§ WHAT TO WORK ON
If a line in the entries below includes the string "mysql", copy it out.
------ RECORDS FOR THIS EXERCISE
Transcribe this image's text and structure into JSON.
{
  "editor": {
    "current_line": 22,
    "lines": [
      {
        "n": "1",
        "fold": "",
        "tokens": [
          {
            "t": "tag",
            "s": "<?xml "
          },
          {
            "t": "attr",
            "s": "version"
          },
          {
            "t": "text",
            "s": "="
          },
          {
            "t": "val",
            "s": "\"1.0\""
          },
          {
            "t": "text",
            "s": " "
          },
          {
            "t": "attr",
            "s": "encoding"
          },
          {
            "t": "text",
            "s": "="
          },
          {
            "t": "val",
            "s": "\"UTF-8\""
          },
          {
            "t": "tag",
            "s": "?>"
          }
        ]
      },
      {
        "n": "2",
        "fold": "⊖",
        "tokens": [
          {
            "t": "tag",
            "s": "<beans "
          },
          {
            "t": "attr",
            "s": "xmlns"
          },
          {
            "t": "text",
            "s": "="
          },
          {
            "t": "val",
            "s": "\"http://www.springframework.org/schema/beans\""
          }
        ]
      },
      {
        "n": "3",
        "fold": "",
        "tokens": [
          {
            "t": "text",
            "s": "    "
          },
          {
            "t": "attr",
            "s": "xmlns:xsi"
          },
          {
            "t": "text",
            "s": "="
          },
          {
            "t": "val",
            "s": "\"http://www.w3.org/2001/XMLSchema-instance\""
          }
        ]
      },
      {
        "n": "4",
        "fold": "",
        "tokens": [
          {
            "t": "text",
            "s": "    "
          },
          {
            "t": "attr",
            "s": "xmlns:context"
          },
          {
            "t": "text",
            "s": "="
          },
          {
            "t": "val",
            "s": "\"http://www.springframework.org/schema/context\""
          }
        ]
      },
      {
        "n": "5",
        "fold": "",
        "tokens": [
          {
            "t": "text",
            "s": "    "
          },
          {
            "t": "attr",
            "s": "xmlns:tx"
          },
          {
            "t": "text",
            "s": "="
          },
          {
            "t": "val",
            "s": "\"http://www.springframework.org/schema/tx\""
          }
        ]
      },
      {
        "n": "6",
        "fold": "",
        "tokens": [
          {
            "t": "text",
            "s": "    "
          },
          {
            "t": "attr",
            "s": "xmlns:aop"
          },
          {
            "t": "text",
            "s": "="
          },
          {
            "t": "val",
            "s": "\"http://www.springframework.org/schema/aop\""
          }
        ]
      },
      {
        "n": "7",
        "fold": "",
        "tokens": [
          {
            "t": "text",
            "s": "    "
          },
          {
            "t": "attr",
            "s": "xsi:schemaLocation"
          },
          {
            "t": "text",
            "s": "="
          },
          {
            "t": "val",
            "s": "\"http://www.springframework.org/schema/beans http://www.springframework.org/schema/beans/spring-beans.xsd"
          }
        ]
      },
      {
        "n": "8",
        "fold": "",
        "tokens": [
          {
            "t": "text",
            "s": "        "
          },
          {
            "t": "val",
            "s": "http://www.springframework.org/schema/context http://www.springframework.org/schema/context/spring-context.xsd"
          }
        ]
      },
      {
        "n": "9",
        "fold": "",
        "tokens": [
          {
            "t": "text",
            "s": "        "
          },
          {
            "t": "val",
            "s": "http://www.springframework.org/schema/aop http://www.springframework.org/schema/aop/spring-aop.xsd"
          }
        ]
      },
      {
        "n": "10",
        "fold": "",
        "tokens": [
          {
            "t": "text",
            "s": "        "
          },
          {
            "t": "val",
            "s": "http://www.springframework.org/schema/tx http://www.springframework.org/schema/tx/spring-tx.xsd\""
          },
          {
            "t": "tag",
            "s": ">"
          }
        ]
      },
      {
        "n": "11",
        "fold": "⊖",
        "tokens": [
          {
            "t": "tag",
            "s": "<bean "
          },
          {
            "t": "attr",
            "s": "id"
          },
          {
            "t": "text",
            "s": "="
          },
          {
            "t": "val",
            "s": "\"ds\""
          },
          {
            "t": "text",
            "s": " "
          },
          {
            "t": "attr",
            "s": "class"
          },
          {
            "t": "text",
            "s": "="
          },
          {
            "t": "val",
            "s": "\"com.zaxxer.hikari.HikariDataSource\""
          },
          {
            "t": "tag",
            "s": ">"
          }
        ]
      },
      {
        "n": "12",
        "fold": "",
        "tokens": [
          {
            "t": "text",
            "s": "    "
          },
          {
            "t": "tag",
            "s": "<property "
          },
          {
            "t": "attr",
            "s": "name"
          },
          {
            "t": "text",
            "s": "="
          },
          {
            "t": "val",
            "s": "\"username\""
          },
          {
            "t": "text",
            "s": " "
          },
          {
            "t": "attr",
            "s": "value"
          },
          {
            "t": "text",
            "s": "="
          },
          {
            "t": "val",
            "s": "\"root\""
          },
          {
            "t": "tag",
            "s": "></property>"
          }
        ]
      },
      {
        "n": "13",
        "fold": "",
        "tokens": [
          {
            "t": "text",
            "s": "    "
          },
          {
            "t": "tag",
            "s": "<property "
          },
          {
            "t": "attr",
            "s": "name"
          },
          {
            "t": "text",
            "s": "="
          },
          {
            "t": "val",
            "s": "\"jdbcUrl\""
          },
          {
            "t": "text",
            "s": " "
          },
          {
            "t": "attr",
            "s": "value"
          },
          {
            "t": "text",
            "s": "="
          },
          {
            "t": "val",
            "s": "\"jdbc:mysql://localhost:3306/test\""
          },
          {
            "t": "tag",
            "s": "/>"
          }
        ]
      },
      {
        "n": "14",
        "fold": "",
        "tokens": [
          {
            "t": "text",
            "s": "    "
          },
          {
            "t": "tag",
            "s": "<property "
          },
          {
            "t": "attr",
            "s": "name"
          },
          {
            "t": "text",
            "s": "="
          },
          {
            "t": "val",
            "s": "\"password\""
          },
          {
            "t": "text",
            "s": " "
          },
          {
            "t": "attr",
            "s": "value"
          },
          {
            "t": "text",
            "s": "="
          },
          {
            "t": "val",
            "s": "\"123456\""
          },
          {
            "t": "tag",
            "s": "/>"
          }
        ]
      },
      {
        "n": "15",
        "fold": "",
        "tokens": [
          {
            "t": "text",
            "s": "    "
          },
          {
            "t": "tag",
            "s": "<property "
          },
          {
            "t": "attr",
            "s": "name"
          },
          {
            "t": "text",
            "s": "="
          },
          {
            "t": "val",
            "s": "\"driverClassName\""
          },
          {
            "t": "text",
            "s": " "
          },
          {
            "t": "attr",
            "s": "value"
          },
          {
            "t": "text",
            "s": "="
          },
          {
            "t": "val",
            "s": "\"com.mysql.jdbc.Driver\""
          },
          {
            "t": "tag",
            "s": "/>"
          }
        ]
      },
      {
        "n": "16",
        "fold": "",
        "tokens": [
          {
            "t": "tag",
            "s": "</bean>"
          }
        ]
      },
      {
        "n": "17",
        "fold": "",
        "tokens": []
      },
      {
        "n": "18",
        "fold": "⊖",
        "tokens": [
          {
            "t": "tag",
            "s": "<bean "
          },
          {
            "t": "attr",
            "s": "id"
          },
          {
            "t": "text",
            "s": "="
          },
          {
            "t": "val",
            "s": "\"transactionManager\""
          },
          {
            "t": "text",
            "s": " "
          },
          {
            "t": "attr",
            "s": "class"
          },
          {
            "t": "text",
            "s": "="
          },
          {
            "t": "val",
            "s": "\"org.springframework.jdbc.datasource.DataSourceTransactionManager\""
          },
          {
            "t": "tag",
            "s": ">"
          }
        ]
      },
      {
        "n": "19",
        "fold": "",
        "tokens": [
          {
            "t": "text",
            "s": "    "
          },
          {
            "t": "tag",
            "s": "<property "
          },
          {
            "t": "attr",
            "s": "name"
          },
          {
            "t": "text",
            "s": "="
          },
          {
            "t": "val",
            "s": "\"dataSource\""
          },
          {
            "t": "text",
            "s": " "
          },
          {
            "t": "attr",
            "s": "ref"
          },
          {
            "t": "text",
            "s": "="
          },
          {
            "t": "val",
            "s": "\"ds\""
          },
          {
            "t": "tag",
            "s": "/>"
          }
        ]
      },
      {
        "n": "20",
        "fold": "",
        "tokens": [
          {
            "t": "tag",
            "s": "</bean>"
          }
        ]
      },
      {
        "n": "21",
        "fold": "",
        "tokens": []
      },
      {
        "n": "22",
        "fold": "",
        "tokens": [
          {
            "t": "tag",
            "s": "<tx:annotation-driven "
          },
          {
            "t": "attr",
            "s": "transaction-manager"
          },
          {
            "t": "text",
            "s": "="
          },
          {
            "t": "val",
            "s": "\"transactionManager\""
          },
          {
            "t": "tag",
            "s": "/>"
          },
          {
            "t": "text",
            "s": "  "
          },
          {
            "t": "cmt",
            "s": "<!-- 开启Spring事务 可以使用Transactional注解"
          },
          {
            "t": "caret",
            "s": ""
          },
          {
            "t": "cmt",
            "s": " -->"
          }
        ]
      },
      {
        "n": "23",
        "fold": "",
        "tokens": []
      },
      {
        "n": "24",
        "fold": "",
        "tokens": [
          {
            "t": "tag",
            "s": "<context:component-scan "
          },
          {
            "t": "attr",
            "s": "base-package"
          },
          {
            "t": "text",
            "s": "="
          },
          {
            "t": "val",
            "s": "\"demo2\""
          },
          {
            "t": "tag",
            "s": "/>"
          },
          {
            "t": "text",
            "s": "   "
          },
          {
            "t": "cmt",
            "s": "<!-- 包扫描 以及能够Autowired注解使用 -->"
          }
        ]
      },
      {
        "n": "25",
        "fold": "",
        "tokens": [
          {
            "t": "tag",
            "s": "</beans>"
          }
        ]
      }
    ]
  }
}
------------
§ TASK SOLUTION
            "s": "\"jdbc:mysql://localhost:3306/test\""
            "s": "\"com.mysql.jdbc.Driver\""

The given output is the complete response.